A Survey of Hygienic and Sanitary Practices of Vendors of Street Foods in Kayole And Dandora Estates, Nairobi
Kilungu, O. M.
MetadataShow full item record
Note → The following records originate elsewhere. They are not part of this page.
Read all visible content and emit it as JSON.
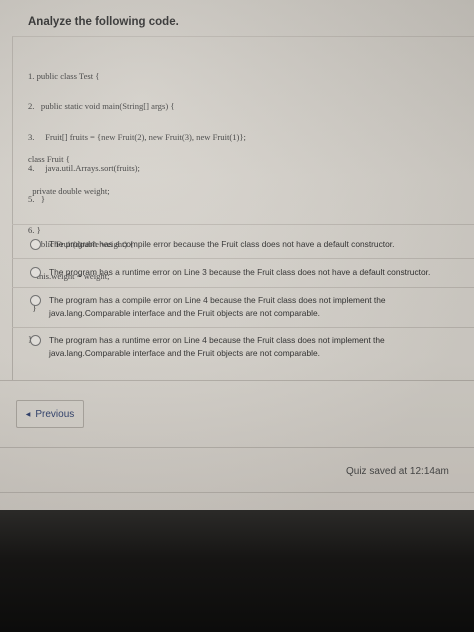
{
  "question": {
    "title": "Analyze the following code.",
    "code_main": [
      "1. public class Test {",
      "2.   public static void main(String[] args) {",
      "3.     Fruit[] fruits = {new Fruit(2), new Fruit(3), new Fruit(1)};",
      "4.     java.util.Arrays.sort(fruits);",
      "5.   }",
      "6. }"
    ],
    "code_class": [
      "class Fruit {",
      "  private double weight;",
      "",
      "  public Fruit(double weight) {",
      "    this.weight = weight;",
      "  }",
      "}"
    ]
  },
  "options": [
    "The program has a compile error because the Fruit class does not have a default constructor.",
    "The program has a runtime error on Line 3 because the Fruit class does not have a default constructor.",
    "The program has a compile error on Line 4 because the Fruit class does not implement the java.lang.Comparable interface and the Fruit objects are not comparable.",
    "The program has a runtime error on Line 4 because the Fruit class does not implement the java.lang.Comparable interface and the Fruit objects are not comparable."
  ],
  "nav": {
    "previous_label": "Previous",
    "previous_icon": "triangle-left-icon"
  },
  "status": {
    "saved_text": "Quiz saved at 12:14am"
  }
}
A study on the hygienic and sanitary practices of vendors of street foods in Kayole and Dandora estates in Nairobi was carried out using a descriptive survey design. A sample size of 80 street food vendors each selling mutura, roasted maize. chips, mandazi, fruit salads, giiheri, fish and sausages in the two estates was selected. Data were collected using in-depth interviews and observation checklists. Sixtv street food consumers and two Public Health Officers were interviewed in the area of study. Data were analysed using statistical package for social sciences (SPSS), descriptive statistics such as means and frequencies were used, Chi Square and ttests were used to establish relationships between sex and hygienic and sanitary practices and differences between sex and income from street food vending. Information generated from the study showed that vendors had no training on food preparation skills. About 62% of the street vendors acquired preparation skills through observation while 33% were taught by their parents. The working surfaces used for preparation of raw foods were not washed regularly. Cooked foods were stored at ambient temperature in cupboards, plastic bowls and others were just left in the open uncovered. Vendors washed utensils using water in buckets and they were rinsed once, the rinse water was used severally before replacement. Eighty-five percent of the vendors had garbage and waste dirty beside the food stalls. Most of the vendors had no aprons, they handled food with their bare hands and their heads were not covered. When packaging the foods vendors uses air from their mouth to blow the polythene bags to open them before placing the food in them. Results showed that 7% of the consumers suffered from diarrhoea while 38% suffered from stomachaches due to the consumption of street foods. Sixtyfive percent of the consumers believed that the street food vendors did not observe proper hygiene and sanitation. Public Health Officers found it hard to inspect the vendors because no code of practice had been developed for street foods, by the authorities. They found the existing laws on food establishments inadequate for street vendors who operated under different circumstances. They indicated that street food industry is a new vocation, which provides job opportunities for urban dwellers hence the government should recognise it and give the necessary support for the improvement of the industry. The results of this study suggest that there is a need to establish street food centres by the councils and to train street food vendors on hygiene and sanitation aspects. In addition, there is a need to establish a code of practice for street food industry and empowerment of public health officers.